_Requirement_
What lines below include the word "data"? Copy each one.

Content starts

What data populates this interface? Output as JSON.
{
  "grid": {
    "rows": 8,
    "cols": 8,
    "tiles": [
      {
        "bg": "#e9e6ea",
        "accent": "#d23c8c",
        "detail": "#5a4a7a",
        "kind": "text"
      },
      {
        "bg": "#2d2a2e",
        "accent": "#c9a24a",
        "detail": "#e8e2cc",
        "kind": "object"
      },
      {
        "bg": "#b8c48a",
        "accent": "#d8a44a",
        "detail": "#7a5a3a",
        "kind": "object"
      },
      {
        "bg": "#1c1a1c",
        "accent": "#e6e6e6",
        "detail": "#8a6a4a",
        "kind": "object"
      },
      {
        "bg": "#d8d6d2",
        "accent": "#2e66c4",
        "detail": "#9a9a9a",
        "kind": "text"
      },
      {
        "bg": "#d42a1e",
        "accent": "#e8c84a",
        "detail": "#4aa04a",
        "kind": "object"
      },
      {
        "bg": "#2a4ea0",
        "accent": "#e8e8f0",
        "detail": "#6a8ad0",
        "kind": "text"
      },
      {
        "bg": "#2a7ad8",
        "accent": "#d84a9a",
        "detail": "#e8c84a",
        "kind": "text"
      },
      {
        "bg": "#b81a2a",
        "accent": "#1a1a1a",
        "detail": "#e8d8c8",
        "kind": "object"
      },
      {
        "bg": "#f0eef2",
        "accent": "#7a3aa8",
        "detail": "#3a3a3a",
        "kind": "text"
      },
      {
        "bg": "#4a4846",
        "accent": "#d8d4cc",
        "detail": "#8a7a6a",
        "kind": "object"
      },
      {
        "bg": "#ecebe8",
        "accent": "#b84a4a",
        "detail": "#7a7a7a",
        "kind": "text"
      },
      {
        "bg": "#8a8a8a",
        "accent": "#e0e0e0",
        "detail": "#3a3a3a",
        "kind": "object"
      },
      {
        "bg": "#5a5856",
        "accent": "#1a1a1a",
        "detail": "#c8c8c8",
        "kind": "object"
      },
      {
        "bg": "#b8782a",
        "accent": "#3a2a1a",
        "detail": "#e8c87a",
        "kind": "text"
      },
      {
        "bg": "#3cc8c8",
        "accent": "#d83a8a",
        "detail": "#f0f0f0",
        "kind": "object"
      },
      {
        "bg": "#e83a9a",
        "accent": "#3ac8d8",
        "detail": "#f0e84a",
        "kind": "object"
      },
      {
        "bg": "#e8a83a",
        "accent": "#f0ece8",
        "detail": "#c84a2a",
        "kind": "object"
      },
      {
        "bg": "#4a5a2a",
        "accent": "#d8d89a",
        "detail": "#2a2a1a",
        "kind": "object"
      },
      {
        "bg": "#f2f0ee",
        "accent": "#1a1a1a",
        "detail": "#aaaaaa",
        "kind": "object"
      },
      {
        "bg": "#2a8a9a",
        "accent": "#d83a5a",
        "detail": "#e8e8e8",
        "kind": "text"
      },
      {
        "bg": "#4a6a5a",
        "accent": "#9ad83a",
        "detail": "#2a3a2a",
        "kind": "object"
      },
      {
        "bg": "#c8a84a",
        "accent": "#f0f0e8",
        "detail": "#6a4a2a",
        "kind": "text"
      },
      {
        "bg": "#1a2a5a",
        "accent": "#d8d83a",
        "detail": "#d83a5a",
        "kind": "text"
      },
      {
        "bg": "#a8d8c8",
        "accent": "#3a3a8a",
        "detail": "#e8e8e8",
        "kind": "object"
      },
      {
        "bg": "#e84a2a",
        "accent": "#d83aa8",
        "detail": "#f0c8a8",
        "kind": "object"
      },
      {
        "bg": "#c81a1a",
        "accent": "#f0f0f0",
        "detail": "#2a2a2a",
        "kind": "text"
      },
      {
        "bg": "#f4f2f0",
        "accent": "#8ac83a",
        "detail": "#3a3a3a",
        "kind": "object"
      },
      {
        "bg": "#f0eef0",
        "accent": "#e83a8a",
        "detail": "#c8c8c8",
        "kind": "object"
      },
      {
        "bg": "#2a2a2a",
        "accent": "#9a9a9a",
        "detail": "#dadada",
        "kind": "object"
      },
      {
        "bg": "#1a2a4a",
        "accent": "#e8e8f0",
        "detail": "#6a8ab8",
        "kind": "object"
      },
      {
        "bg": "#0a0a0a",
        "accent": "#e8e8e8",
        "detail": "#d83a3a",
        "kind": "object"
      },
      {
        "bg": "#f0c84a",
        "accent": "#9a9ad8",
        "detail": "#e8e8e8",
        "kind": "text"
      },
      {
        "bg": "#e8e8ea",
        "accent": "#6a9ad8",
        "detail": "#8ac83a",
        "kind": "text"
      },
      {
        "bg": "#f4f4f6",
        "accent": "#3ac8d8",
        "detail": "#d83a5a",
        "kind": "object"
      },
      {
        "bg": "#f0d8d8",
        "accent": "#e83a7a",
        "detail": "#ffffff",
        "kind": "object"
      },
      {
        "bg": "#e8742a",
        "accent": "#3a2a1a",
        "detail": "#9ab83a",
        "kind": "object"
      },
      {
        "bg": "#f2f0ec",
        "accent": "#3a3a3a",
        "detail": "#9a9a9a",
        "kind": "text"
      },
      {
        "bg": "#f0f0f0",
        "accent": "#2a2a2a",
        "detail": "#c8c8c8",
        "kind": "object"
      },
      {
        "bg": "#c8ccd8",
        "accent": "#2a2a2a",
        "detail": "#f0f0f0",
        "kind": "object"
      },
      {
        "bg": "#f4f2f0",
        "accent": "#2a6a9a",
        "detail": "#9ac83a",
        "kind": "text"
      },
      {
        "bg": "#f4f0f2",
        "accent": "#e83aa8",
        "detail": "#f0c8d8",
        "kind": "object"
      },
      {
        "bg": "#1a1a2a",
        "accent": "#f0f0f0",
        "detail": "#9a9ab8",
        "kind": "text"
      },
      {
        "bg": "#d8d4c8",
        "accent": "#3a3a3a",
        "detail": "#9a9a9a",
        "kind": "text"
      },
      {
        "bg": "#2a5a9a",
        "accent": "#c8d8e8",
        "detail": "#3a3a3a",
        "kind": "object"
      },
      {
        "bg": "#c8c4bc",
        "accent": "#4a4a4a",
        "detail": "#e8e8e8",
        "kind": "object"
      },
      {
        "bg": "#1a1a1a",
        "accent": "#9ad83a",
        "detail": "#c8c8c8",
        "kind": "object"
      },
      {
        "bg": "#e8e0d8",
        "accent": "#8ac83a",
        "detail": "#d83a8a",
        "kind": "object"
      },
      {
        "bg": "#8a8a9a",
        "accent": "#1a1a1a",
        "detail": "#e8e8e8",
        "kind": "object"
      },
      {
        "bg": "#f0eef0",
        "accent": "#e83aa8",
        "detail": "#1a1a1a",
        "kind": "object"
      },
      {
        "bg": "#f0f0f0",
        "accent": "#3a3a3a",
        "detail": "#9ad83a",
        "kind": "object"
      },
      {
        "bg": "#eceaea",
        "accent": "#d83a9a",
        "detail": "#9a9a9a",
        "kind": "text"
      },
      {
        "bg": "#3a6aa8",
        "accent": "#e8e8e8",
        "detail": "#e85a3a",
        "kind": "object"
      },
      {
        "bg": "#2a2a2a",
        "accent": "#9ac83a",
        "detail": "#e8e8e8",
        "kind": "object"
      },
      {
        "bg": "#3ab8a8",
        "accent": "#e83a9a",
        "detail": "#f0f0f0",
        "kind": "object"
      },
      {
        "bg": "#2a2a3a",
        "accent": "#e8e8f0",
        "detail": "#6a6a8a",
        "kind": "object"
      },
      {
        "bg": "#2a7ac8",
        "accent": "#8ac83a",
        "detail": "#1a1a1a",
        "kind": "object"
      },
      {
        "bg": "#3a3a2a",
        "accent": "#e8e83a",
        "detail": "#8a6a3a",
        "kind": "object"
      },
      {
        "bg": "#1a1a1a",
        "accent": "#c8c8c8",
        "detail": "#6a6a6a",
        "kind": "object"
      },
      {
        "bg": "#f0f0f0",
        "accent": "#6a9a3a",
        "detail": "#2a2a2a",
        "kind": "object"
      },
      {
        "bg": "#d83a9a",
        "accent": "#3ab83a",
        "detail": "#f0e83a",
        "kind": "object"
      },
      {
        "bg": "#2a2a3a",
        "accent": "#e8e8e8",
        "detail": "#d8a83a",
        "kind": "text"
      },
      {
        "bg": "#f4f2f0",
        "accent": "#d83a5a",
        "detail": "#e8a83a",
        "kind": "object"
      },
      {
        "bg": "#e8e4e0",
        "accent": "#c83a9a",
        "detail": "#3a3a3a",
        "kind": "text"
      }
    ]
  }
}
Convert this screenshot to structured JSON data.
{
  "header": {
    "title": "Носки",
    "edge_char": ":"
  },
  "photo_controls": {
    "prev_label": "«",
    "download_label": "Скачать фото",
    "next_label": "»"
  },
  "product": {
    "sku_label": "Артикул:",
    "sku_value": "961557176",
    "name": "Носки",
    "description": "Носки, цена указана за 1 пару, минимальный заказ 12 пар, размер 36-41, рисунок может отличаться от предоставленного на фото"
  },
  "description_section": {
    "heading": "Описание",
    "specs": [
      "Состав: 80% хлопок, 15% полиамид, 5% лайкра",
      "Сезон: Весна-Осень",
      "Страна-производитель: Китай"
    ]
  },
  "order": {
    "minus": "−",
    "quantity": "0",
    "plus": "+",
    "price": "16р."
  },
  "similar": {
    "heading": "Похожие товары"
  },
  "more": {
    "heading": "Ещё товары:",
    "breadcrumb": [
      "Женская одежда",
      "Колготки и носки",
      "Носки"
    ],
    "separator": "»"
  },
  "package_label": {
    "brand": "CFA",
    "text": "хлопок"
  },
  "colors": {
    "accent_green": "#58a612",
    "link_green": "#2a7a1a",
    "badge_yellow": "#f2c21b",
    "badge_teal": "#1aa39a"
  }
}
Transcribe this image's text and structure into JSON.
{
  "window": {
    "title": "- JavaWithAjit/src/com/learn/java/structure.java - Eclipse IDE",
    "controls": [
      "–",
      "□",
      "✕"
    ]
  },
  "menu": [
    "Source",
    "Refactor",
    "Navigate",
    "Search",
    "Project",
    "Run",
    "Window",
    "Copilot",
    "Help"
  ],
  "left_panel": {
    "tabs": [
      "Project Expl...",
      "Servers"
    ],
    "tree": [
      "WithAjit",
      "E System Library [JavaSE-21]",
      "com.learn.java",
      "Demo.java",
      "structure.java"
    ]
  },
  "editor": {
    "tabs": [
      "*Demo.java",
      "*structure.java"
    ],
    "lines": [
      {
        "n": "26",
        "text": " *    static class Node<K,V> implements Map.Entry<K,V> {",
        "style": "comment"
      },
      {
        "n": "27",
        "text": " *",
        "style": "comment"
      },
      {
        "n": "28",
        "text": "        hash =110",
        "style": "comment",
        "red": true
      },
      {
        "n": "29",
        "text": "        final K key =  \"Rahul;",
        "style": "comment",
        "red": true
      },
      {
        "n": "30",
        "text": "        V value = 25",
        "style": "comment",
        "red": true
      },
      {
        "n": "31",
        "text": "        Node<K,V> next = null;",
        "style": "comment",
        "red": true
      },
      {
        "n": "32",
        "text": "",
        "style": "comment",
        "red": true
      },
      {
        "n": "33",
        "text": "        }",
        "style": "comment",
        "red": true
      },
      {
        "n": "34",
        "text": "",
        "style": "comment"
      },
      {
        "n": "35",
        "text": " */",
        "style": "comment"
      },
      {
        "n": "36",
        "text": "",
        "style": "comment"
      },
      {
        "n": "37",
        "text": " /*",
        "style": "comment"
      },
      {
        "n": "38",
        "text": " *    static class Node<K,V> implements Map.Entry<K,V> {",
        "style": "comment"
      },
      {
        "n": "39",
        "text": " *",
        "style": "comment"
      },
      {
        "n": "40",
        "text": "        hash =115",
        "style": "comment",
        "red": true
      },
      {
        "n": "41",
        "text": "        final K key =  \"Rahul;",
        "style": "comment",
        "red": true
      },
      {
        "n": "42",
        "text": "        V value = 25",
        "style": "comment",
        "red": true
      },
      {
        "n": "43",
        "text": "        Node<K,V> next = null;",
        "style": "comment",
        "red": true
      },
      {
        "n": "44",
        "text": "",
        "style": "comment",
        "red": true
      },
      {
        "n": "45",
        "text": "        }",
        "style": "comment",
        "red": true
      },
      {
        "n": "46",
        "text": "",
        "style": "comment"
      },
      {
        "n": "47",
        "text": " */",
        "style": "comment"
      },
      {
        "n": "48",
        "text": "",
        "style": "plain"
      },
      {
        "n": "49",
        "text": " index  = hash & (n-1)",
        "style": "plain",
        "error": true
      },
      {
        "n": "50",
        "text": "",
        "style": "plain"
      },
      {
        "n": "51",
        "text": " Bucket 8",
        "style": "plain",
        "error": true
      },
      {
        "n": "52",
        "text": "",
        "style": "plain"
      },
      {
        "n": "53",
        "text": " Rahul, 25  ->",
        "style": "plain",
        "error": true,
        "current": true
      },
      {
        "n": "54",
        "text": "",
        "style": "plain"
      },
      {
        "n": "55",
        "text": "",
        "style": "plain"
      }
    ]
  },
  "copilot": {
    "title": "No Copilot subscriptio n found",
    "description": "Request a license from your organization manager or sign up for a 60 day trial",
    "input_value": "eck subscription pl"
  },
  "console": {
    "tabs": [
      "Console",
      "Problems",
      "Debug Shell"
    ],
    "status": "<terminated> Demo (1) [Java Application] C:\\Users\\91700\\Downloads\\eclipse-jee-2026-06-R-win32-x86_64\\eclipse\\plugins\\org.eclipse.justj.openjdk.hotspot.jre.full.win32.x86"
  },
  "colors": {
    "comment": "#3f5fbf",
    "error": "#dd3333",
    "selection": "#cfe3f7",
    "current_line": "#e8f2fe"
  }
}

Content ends

_Result for this task_
What data populates this interface? Output as JSON.
Convert this screenshot to structured JSON data.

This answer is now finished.